By Steve Weinstein
By Bryan Bierman
By Lindsey Rhoades
By Chaz Kangas
By Ben Westhoff and Sarah Purkrabek
By Jena Ardell
By Jesse Sendejas Jr.
By Katherine Turman
"Yoni definitely had a vision and persevered through it," Gordon says. "We all book shows here and there, but 80 or 90 percent of the shows at Big Snow were booked through Yoni. And everyone knew him for that, and from his working at the door. You could always rely on him being over there, unless he was onstage playing some music. He was definitely that driving force that kept us driving toward what we all wanted."
David met Aquilino, Gordon, and Arnes while attending SUNY Purchase. The four, having spent substantial time in the Brooklyn DIY community, particularly as staff at Shea Stadium and as patrons at Silent Barn, hoped to create a similar kind of space, but serving slightly different needs. It could function as a recording studio or an art gallery, a theater, a hangout, a hideaway—really, whatever anyone wanted.
"When we all graduated college and we were all living on our own in New York City," Aquilino says, "we decided instead of working for other spaces, we'd figure out how to do it ourselves."

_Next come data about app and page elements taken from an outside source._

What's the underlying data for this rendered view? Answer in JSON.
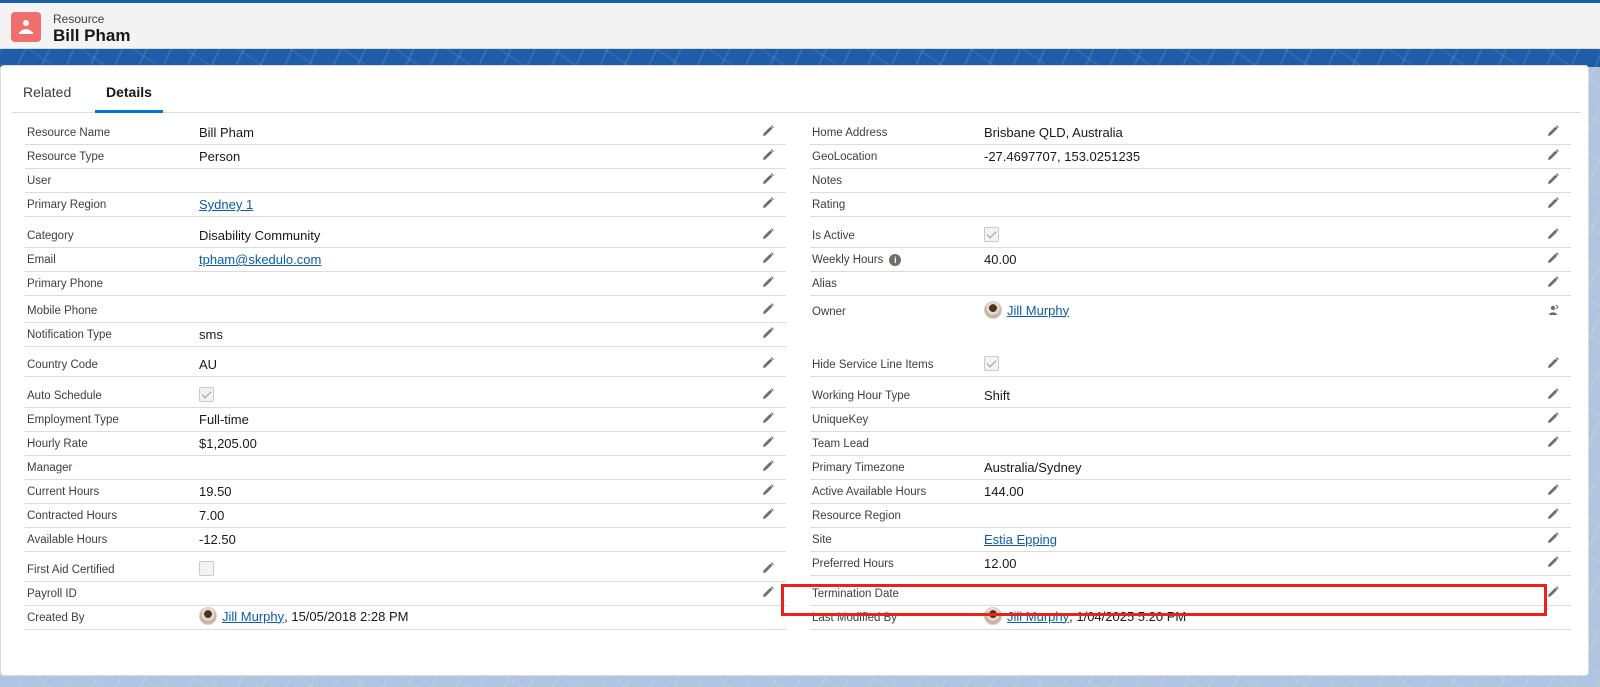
{
  "header": {
    "object_type": "Resource",
    "record_name": "Bill Pham"
  },
  "tabs": [
    {
      "label": "Related"
    },
    {
      "label": "Details",
      "active": true
    }
  ],
  "left_fields": [
    {
      "label": "Resource Name",
      "value": "Bill Pham"
    },
    {
      "label": "Resource Type",
      "value": "Person"
    },
    {
      "label": "User",
      "value": ""
    },
    {
      "label": "Primary Region",
      "value": "Sydney 1",
      "link": true
    },
    {
      "label": "Category",
      "value": "Disability Community"
    },
    {
      "label": "Email",
      "value": "tpham@skedulo.com",
      "link": true
    },
    {
      "label": "Primary Phone",
      "value": ""
    },
    {
      "label": "Mobile Phone",
      "value": ""
    },
    {
      "label": "Notification Type",
      "value": "sms"
    },
    {
      "label": "Country Code",
      "value": "AU"
    },
    {
      "label": "Auto Schedule",
      "checkbox": true
    },
    {
      "label": "Employment Type",
      "value": "Full-time"
    },
    {
      "label": "Hourly Rate",
      "value": "$1,205.00"
    },
    {
      "label": "Manager",
      "value": ""
    },
    {
      "label": "Current Hours",
      "value": "19.50"
    },
    {
      "label": "Contracted Hours",
      "value": "7.00"
    },
    {
      "label": "Available Hours",
      "value": "-12.50"
    },
    {
      "label": "First Aid Certified",
      "checkbox": false
    },
    {
      "label": "Payroll ID",
      "value": ""
    },
    {
      "label": "Created By",
      "user": "Jill Murphy",
      "suffix": ", 15/05/2018 2:28 PM"
    }
  ],
  "right_fields": [
    {
      "label": "Home Address",
      "value": "Brisbane QLD, Australia"
    },
    {
      "label": "GeoLocation",
      "value": "-27.4697707, 153.0251235"
    },
    {
      "label": "Notes",
      "value": ""
    },
    {
      "label": "Rating",
      "value": ""
    },
    {
      "label": "Is Active",
      "checkbox": true
    },
    {
      "label": "Weekly Hours",
      "value": "40.00",
      "info": true
    },
    {
      "label": "Alias",
      "value": ""
    },
    {
      "label": "Owner",
      "user": "Jill Murphy",
      "suffix": ""
    },
    {
      "label": "Hide Service Line Items",
      "checkbox": true
    },
    {
      "label": "Working Hour Type",
      "value": "Shift"
    },
    {
      "label": "UniqueKey",
      "value": ""
    },
    {
      "label": "Team Lead",
      "value": ""
    },
    {
      "label": "Primary Timezone",
      "value": "Australia/Sydney"
    },
    {
      "label": "Active Available Hours",
      "value": "144.00"
    },
    {
      "label": "Resource Region",
      "value": ""
    },
    {
      "label": "Site",
      "value": "Estia Epping",
      "link": true
    },
    {
      "label": "Preferred Hours",
      "value": "12.00"
    },
    {
      "label": "Termination Date",
      "value": ""
    },
    {
      "label": "Last Modified By",
      "user": "Jill Murphy",
      "suffix": ", 1/04/2025 5:20 PM"
    }
  ],
  "colors": {
    "accent": "#0176d3",
    "link": "#0b5cab",
    "icon_bg": "#ef6e6e",
    "highlight": "#e8231a"
  },
  "icons": {
    "object": "resource-icon",
    "edit": "pencil-icon",
    "owner_change": "change-owner-icon",
    "info": "info-icon"
  }
}
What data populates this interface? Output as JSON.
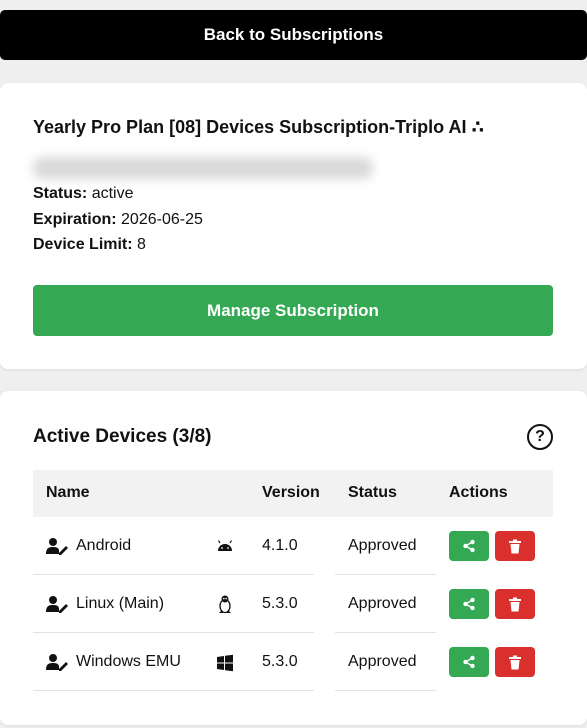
{
  "back_button": {
    "label": "Back to Subscriptions"
  },
  "subscription": {
    "title": "Yearly Pro Plan [08] Devices Subscription-Triplo AI",
    "title_suffix": "∴",
    "status_label": "Status:",
    "status_value": "active",
    "expiration_label": "Expiration:",
    "expiration_value": "2026-06-25",
    "device_limit_label": "Device Limit:",
    "device_limit_value": "8",
    "manage_button": "Manage Subscription"
  },
  "devices": {
    "title": "Active Devices (3/8)",
    "help_icon": "?",
    "columns": [
      "Name",
      "Version",
      "Status",
      "Actions"
    ],
    "rows": [
      {
        "name": "Android",
        "os_icon": "android-icon",
        "version": "4.1.0",
        "status": "Approved"
      },
      {
        "name": "Linux (Main)",
        "os_icon": "linux-icon",
        "version": "5.3.0",
        "status": "Approved"
      },
      {
        "name": "Windows EMU",
        "os_icon": "windows-icon",
        "version": "5.3.0",
        "status": "Approved"
      }
    ]
  },
  "colors": {
    "green": "#34a853",
    "red": "#d9302e",
    "black": "#000000"
  }
}
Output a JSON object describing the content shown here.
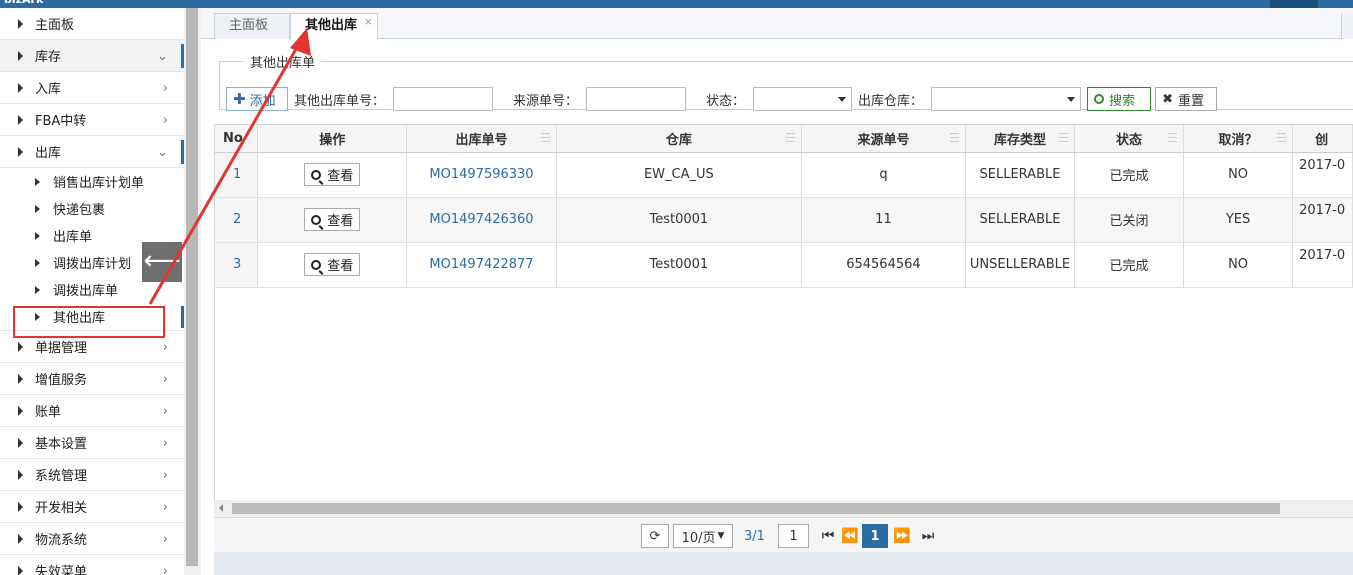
{
  "app": {
    "logo": "bizArk"
  },
  "sidebar": {
    "items": [
      {
        "label": "主面板"
      },
      {
        "label": "库存"
      },
      {
        "label": "入库"
      },
      {
        "label": "FBA中转"
      },
      {
        "label": "出库"
      },
      {
        "label": "单据管理"
      },
      {
        "label": "增值服务"
      },
      {
        "label": "账单"
      },
      {
        "label": "基本设置"
      },
      {
        "label": "系统管理"
      },
      {
        "label": "开发相关"
      },
      {
        "label": "物流系统"
      },
      {
        "label": "失效菜单"
      }
    ],
    "outbound_sub": [
      {
        "label": "销售出库计划单"
      },
      {
        "label": "快递包裹"
      },
      {
        "label": "出库单"
      },
      {
        "label": "调拨出库计划"
      },
      {
        "label": "调拨出库单"
      },
      {
        "label": "其他出库"
      }
    ],
    "collapse_icon": "arrow-left"
  },
  "tabs": [
    {
      "label": "主面板"
    },
    {
      "label": "其他出库",
      "close": "×"
    }
  ],
  "search": {
    "legend": "其他出库单",
    "add_label": "添加",
    "order_no_label": "其他出库单号：",
    "order_no_value": "",
    "source_no_label": "来源单号：",
    "source_no_value": "",
    "status_label": "状态：",
    "status_value": "",
    "warehouse_label": "出库仓库：",
    "warehouse_value": "",
    "search_label": "搜索",
    "reset_label": "重置"
  },
  "table": {
    "columns": [
      "No",
      "操作",
      "出库单号",
      "仓库",
      "来源单号",
      "库存类型",
      "状态",
      "取消？",
      "创"
    ],
    "view_label": "查看",
    "rows": [
      {
        "no": "1",
        "order_no": "MO1497596330",
        "warehouse": "EW_CA_US",
        "source_no": "q",
        "stock_type": "SELLERABLE",
        "status": "已完成",
        "cancel": "NO",
        "created": "2017-0"
      },
      {
        "no": "2",
        "order_no": "MO1497426360",
        "warehouse": "Test0001",
        "source_no": "11",
        "stock_type": "SELLERABLE",
        "status": "已关闭",
        "cancel": "YES",
        "created": "2017-0"
      },
      {
        "no": "3",
        "order_no": "MO1497422877",
        "warehouse": "Test0001",
        "source_no": "654564564",
        "stock_type": "UNSELLERABLE",
        "status": "已完成",
        "cancel": "NO",
        "created": "2017-0"
      }
    ]
  },
  "pager": {
    "page_size": "10/页",
    "page_info": "3/1",
    "page_input": "1",
    "current_page": "1"
  },
  "colors": {
    "accent": "#2d6ca2",
    "annotation": "#e3342f",
    "search_green": "#2d8a2d"
  }
}
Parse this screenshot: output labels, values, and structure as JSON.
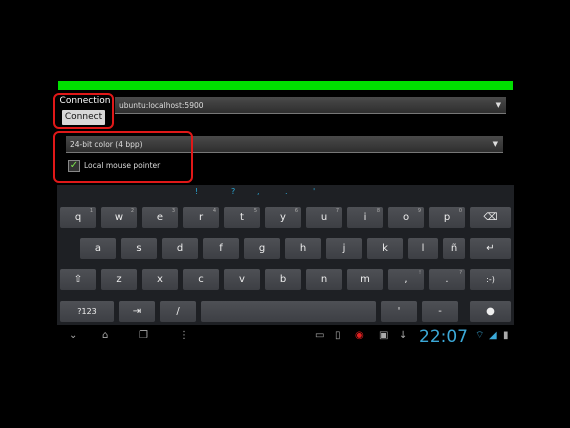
{
  "connection": {
    "label": "Connection",
    "connect_button": "Connect",
    "host_value": "ubuntu:localhost:5900"
  },
  "settings": {
    "color_depth_value": "24-bit color (4 bpp)",
    "local_mouse_label": "Local mouse pointer",
    "local_mouse_checked": true
  },
  "keyboard": {
    "suggestions": [
      "!",
      "?",
      ",",
      ".",
      "'"
    ],
    "row1": [
      "q",
      "w",
      "e",
      "r",
      "t",
      "y",
      "u",
      "i",
      "o",
      "p"
    ],
    "row1_hints": [
      "1",
      "2",
      "3",
      "4",
      "5",
      "6",
      "7",
      "8",
      "9",
      "0"
    ],
    "row2": [
      "a",
      "s",
      "d",
      "f",
      "g",
      "h",
      "j",
      "k",
      "l",
      "ñ"
    ],
    "row3": [
      "z",
      "x",
      "c",
      "v",
      "b",
      "n",
      "m",
      ",",
      "."
    ],
    "row3_hints": [
      "",
      "",
      "",
      "",
      "",
      "",
      "",
      "!",
      "?"
    ],
    "smile_key": ":-)",
    "symbols_key": "?123",
    "slash_key": "/",
    "apostrophe_key": "'",
    "dash_key": "-"
  },
  "status_bar": {
    "time": "22:07"
  },
  "icons": {
    "backspace": "backspace-icon",
    "enter": "enter-icon",
    "shift": "shift-icon",
    "tab": "tab-icon",
    "mic": "mic-icon",
    "back": "nav-back-icon",
    "home": "nav-home-icon",
    "recents": "nav-recents-icon",
    "menu": "menu-icon"
  },
  "colors": {
    "progress_bar": "#00e000",
    "highlight_box": "#e01818",
    "clock": "#3ba9d8",
    "suggestion": "#2aa9d8"
  }
}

"There weren't enough places out there that were just small," David says. "Small enough to where you could go play your first show and it wouldn't feel awkward, but also small like we could pack it out and make a 100-person show feel like the craziest night of your life. We didn't need a space to show what we were capable of doing. We needed a space so that what we were capable of doing could cater to everyone else's needs."
David dropped out of college on the first day of shows at Big Snow to fully commit to the work; everyone else graduated. The venue was coalescing at the same time the original Silent Barn was crumbling: First it was robbed, then raided by police, and finally shut down. The first Silent Barn, before they "went legit," as David says with respect, was a venue that meant a lot to all the Big Snow crew. Having learned the bare bones of operation from Shea Stadium and seeing the far-out potential of Silent Barn, the Big Snow crew were ready, too.
"It was logically our turn to step up," David says, "and so we did it. We did it our way."
"I've grown to love that place so much over the past two years," Aquilino says. "It's so surreal to me knowing that I'm not going to ever play there again. It's mind-blowing because I built that stage."
"Big Snow had a really distinct vibe and a part of that died with that accident," Gordon continues. "That place will never feel the same. No one wants to be there anymore."
"But everything is trumped by the fact that Yoni's alive and that was my primary concern since the moment this happened," Arnes says.
"I'm just grateful that everyone's okay," says Aquilino. "At the end of the day we can all look at each other and be like, 'Well, shit, man, at least we're all alive.'"
David is genuinely grateful he was the one who was shot. "I'd take 10 more bullets if I knew that everyone else was going to be okay," he says. "I could never forgive myself if something like this happened to someone who comes out to see a show, or to RJ or Dan or Jeremy. Or anyone. These guys come and hold my hand and walk me down the hall."
His nurse Deanna changes his IV. He eyes a bag of Cool Ranch Doritos that have just arrived in a care package. He offers them to me. "I haven't had much of an appetite since this happened," he says.